(Description of the task)
In which lines of the data does the string "Reflection" appear? Copy every one.

(Records from a data collection)
►
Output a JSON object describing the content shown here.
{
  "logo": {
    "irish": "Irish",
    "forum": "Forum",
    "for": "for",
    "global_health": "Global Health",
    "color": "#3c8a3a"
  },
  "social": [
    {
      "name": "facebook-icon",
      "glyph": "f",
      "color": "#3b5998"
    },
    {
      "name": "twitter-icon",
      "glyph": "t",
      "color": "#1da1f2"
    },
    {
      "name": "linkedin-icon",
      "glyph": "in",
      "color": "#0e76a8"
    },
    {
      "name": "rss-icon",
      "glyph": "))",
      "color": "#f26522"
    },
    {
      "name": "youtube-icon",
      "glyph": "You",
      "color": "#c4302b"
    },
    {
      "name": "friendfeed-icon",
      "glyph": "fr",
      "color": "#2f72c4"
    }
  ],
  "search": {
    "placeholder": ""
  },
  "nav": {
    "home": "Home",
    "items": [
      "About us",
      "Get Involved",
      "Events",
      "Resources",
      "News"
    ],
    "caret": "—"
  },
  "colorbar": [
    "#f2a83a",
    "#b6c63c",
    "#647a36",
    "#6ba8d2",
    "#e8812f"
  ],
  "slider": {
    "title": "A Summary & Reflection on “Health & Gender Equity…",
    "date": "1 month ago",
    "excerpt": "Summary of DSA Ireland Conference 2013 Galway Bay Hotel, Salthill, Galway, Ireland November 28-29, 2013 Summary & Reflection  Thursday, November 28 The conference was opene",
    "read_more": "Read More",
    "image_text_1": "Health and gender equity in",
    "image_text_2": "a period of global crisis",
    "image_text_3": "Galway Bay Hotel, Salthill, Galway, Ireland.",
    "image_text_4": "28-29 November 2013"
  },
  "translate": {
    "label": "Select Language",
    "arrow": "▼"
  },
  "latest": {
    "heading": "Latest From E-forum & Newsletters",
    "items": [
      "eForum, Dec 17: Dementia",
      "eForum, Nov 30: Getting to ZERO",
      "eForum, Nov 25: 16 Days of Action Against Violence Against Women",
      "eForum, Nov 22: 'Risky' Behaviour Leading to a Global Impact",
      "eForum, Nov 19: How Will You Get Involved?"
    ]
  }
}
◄
(Answer)
    "title": "A Summary & Reflection on “Health & Gender Equity…",
    "excerpt": "Summary of DSA Ireland Conference 2013 Galway Bay Hotel, Salthill, Galway, Ireland November 28-29, 2013 Summary & Reflection  Thursday, November 28 The conference was opene",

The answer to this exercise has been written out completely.